Items from an interface collection:

═══

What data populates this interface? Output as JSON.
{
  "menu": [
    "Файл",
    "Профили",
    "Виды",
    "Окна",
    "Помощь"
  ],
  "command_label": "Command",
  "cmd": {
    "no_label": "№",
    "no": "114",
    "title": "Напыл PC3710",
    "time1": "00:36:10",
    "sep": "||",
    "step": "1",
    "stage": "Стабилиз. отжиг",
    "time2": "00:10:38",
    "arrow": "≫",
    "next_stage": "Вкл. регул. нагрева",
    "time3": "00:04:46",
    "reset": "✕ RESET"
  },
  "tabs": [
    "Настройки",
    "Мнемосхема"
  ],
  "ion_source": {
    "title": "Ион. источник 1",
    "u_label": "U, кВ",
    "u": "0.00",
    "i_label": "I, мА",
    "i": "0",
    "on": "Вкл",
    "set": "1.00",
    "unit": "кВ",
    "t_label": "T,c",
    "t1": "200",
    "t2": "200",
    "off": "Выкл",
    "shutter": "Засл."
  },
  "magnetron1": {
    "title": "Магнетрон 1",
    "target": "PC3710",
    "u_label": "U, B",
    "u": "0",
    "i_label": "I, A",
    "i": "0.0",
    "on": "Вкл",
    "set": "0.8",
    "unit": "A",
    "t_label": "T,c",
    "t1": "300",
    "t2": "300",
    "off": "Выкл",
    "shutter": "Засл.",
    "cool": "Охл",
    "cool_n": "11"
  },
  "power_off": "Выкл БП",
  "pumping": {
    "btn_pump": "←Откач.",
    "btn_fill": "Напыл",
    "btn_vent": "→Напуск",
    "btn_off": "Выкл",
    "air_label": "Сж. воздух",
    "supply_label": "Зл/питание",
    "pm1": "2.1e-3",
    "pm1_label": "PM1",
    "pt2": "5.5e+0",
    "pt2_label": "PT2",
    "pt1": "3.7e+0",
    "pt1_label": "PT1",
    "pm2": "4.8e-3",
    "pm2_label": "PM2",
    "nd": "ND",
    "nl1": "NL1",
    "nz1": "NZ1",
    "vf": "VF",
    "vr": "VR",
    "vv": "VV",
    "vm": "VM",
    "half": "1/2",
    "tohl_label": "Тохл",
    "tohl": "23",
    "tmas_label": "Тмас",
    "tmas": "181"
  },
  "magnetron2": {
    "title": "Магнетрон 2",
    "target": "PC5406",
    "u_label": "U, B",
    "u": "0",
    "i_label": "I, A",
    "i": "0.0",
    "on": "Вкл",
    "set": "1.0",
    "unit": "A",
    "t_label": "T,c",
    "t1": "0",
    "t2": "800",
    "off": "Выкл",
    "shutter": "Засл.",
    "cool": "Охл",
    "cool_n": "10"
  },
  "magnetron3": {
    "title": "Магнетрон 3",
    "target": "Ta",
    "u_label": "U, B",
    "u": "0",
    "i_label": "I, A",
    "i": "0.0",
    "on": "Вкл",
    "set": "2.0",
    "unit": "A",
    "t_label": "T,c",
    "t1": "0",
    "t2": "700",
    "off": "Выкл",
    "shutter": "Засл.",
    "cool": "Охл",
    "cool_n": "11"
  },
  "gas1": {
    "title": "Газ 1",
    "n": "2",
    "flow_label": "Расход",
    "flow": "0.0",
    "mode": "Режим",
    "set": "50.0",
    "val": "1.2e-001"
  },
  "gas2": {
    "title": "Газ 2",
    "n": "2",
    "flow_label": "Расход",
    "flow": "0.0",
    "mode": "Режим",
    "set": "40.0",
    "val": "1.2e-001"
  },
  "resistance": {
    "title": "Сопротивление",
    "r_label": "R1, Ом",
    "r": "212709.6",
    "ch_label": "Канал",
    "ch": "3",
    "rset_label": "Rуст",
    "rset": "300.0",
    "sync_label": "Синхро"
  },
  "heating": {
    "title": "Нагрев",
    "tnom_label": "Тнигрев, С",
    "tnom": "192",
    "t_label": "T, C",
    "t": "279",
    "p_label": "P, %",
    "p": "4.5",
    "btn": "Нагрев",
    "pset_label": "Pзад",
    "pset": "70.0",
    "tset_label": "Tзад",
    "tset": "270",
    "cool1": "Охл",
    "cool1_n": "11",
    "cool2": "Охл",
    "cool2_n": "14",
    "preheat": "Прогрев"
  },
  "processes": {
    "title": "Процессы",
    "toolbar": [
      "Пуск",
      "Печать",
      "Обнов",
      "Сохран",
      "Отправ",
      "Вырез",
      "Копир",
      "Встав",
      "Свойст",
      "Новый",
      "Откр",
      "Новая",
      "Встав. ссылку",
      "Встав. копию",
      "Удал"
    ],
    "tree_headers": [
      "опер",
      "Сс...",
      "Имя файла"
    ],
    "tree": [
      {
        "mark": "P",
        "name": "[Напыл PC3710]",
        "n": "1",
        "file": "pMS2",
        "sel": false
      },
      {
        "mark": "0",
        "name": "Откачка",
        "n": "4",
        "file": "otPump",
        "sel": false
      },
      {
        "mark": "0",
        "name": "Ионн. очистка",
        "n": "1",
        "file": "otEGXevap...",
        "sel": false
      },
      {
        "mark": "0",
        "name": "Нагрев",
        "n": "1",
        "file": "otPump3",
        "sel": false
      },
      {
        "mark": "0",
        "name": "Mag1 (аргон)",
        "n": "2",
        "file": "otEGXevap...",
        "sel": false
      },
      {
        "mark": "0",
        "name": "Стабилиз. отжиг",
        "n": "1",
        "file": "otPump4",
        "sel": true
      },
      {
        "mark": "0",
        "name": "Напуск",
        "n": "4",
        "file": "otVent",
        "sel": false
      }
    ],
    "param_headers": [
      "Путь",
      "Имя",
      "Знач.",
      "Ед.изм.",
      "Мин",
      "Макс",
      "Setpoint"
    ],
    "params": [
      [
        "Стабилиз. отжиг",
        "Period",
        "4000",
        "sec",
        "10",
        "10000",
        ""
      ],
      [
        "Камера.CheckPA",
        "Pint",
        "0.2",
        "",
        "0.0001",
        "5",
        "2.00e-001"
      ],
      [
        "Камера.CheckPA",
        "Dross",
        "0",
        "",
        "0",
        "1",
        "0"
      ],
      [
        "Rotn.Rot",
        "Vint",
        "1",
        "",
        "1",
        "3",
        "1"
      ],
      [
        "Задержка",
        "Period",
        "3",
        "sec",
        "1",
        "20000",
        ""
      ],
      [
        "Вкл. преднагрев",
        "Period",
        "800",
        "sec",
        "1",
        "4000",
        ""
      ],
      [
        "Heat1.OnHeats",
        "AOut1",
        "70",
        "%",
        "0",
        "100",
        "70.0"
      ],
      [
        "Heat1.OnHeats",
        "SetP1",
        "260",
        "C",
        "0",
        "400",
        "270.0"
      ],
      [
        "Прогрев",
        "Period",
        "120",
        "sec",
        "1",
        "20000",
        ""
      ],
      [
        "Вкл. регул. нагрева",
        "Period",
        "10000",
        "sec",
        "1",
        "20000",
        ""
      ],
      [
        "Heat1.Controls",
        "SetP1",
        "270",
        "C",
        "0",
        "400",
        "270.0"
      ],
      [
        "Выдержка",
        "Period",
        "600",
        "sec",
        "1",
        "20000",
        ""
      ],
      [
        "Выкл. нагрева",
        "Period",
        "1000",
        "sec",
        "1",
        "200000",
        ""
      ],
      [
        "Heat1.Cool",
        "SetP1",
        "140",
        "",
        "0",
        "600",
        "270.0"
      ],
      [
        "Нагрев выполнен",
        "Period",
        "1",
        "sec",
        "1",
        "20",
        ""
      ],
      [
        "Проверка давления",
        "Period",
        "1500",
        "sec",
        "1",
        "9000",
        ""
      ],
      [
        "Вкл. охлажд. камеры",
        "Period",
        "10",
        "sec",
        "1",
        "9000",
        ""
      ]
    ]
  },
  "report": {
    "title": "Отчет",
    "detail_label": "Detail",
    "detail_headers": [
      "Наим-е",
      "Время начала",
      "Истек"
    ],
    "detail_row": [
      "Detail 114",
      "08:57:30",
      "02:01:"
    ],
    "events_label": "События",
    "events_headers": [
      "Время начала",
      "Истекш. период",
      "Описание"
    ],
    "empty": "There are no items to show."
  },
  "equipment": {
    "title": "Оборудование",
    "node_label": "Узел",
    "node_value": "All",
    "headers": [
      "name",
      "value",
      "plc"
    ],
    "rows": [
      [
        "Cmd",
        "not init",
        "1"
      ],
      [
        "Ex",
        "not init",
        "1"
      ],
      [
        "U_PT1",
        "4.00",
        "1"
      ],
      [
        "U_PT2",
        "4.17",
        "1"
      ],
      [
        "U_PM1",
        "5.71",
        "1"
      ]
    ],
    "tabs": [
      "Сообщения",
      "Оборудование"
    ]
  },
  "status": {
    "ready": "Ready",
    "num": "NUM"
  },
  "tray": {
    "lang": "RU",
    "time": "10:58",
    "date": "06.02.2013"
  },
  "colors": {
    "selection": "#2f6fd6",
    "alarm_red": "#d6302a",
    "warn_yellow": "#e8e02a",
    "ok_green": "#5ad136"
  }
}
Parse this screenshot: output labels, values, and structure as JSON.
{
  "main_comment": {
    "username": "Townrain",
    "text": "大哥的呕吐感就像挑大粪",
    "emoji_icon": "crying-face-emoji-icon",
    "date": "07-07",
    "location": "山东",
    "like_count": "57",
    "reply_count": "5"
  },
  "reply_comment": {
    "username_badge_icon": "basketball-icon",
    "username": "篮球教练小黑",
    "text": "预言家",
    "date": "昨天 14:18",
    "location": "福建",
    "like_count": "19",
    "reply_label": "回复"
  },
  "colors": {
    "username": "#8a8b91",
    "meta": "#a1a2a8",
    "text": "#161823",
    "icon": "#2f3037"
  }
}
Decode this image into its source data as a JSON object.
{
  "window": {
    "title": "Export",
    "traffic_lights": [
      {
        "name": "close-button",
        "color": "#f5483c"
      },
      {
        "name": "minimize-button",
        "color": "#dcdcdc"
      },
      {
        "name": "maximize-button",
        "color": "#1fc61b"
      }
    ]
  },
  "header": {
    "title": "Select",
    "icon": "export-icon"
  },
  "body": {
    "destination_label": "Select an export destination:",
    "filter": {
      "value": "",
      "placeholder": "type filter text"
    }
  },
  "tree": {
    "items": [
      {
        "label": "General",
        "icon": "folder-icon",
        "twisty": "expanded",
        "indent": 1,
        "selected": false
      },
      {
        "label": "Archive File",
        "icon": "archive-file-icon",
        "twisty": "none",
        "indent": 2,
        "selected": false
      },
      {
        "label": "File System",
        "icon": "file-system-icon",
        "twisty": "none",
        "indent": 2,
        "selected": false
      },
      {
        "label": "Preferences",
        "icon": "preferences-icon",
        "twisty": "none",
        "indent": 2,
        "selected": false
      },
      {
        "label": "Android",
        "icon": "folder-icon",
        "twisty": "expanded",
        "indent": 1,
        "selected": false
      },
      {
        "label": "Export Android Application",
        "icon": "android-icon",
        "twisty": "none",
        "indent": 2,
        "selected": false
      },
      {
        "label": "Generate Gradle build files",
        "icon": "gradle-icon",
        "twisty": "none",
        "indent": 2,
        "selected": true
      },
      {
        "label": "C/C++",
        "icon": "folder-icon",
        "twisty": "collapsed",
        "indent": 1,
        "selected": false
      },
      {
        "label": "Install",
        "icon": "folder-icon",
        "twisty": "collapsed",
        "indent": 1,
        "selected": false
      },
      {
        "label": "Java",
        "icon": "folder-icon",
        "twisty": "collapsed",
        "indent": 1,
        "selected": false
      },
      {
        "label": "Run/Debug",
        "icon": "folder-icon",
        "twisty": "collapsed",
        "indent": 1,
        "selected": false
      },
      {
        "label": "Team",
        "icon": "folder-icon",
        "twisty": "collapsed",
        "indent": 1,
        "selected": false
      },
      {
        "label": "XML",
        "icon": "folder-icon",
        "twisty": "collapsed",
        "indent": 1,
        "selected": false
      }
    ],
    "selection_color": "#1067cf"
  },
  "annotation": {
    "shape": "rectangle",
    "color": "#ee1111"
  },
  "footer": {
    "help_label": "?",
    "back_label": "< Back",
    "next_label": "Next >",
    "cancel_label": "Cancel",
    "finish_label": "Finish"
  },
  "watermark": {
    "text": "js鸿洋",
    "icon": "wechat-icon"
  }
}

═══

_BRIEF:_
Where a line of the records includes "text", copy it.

_RESULT FOR THIS TASK:_
    "text": "大哥的呕吐感就像挑大粪",
    "text": "预言家",
    "text": "#161823",
      "placeholder": "type filter text"
    "text": "js鸿洋",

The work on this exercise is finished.